Steve, One way to tell is to drop a plastic saddle on a hard surface and listen to the sound it makes, next drop a bone saddle. The bone saddle will make a deeper and more solid sound hitting the surface compared to the plastic one, The other way is to burn a sliver of each, the plastic one will definitely smell like petroleum material burning. One other trick is to shine a flashlight or lamp light through the saddle. Plastics will look more solid and bone will have slight variances in it’s make up. Hope this helps. I’m glad you like our T-shirts! Thanks
You needn’t apologize for not being a recognized writer. I found your short discussion clear, convincing and thorough. I write a good bit and am always looking to improve those three qualities which you nicely exemplified. Now, I admit: I’m not a guitarist, and I bought the Picker’s Grip aid only for use in sleight of hand magic.
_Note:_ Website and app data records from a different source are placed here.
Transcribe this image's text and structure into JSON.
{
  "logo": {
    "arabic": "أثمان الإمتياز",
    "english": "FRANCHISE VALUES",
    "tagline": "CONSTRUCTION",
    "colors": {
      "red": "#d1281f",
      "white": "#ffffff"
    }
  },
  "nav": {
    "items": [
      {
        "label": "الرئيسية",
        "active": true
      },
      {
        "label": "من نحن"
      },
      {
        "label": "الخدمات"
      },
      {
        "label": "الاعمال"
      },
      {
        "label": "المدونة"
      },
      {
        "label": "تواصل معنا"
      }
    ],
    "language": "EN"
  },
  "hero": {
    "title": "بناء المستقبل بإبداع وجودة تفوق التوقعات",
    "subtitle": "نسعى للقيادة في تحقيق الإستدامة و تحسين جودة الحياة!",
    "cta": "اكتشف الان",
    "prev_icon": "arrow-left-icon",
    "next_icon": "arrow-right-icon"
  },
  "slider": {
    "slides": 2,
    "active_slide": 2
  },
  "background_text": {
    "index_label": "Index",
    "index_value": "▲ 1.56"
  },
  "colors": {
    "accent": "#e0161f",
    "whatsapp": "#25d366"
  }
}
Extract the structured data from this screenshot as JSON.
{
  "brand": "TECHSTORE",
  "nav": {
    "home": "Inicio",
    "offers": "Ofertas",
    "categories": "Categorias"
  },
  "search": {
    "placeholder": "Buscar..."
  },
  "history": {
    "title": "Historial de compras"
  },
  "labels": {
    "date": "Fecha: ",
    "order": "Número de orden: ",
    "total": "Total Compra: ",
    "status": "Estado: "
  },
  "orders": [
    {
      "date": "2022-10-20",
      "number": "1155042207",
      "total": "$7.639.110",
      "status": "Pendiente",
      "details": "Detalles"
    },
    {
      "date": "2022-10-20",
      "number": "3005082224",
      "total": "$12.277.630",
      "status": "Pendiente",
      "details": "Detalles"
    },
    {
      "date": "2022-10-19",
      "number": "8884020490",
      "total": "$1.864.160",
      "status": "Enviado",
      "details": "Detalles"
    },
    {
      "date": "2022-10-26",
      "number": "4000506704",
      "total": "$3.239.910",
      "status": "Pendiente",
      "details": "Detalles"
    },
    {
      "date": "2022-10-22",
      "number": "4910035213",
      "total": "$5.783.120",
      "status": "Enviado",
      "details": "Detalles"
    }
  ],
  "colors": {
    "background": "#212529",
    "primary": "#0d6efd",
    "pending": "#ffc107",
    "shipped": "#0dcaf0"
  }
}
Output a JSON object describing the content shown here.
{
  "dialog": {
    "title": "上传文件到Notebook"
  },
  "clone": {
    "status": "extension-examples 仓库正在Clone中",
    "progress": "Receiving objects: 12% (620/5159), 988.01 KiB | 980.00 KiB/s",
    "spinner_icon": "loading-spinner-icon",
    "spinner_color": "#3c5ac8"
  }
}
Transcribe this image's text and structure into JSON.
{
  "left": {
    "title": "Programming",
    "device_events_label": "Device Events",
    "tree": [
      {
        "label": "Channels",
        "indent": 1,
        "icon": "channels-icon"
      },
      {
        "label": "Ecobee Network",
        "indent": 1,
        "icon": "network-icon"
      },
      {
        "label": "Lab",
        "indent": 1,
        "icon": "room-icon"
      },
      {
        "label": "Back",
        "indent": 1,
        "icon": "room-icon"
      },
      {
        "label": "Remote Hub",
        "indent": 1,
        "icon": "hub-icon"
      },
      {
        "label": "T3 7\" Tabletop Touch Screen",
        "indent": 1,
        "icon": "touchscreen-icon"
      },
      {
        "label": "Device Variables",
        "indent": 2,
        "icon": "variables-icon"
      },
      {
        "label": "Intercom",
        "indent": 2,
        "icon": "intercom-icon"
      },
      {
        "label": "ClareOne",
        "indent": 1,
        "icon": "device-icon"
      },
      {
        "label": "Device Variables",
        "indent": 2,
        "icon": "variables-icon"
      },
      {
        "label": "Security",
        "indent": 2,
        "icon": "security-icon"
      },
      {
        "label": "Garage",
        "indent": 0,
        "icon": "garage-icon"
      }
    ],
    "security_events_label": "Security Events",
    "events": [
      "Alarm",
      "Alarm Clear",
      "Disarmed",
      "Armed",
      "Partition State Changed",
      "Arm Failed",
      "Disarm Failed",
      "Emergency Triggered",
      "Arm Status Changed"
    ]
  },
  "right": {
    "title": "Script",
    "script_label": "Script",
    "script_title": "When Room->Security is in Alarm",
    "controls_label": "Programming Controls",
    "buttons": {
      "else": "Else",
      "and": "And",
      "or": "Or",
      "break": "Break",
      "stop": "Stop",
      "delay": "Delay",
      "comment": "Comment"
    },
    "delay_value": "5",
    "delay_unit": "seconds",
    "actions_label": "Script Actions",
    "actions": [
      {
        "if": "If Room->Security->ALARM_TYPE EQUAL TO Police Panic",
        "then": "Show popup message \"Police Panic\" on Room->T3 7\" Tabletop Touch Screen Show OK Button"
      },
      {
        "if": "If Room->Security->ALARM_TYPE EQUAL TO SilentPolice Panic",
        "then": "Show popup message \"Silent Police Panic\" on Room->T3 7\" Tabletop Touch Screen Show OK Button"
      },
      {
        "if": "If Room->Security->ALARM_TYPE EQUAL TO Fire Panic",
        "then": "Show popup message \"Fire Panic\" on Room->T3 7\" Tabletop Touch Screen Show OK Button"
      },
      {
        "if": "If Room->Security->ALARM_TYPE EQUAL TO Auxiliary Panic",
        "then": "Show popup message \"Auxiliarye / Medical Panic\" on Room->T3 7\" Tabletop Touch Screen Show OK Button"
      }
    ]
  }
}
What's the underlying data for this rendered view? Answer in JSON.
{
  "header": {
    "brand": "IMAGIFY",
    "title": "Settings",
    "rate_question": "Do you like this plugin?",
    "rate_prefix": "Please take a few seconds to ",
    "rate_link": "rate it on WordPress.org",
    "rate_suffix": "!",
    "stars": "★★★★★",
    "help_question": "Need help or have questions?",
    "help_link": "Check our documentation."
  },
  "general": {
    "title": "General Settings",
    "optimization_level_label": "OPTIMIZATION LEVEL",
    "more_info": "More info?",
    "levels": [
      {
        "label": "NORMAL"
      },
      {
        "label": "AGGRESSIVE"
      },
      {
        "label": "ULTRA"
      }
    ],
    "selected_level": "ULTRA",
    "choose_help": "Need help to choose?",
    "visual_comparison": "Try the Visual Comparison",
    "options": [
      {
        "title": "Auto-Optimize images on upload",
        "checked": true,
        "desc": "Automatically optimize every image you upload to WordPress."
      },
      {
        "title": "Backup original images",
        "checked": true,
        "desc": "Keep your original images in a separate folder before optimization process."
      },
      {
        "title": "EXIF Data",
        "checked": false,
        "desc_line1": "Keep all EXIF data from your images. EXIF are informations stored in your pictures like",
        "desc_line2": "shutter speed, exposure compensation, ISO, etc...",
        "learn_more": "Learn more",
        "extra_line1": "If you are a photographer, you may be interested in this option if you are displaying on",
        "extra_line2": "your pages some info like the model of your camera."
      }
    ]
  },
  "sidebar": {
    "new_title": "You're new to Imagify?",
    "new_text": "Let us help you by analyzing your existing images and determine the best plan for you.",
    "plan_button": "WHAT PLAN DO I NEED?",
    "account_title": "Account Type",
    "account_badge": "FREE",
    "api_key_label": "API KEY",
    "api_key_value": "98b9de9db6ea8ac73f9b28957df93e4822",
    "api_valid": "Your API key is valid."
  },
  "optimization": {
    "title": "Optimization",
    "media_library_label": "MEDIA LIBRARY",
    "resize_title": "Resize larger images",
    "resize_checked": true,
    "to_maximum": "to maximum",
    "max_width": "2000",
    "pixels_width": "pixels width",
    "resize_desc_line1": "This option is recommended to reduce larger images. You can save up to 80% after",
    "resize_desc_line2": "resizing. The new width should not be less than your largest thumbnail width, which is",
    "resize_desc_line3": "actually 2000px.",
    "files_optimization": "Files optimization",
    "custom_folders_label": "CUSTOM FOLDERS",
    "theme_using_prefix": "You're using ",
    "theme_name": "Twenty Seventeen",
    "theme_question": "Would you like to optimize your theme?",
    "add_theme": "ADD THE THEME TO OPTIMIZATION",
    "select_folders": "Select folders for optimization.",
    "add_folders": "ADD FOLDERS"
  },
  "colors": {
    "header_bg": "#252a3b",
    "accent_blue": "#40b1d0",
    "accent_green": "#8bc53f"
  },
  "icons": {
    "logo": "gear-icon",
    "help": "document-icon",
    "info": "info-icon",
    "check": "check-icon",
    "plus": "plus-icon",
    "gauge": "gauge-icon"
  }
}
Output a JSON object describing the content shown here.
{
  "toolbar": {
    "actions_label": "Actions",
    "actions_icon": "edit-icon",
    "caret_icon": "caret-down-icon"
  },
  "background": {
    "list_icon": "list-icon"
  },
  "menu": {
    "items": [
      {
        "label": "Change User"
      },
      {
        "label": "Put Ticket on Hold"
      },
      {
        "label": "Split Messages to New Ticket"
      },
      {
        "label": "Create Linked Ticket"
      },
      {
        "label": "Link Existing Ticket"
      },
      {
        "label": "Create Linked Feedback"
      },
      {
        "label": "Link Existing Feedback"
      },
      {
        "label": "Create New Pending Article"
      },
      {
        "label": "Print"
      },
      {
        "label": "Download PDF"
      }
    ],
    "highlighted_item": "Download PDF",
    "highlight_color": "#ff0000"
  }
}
Despite that, the writing was appealing to me.
My best to you,
Hey Billy, great advice and it makes complete sense. Never thought of it. I’ll have to check my Ovation Folklore that I haven’t played in a while. Curious, how can you tell if it’s already bone or not, or is it obvious? BTW Picker’s Grip is a game changer for me, I love it! I have a bunch and leave them laying around anywhere I might find myself with a guitar. Like my tee shirt too.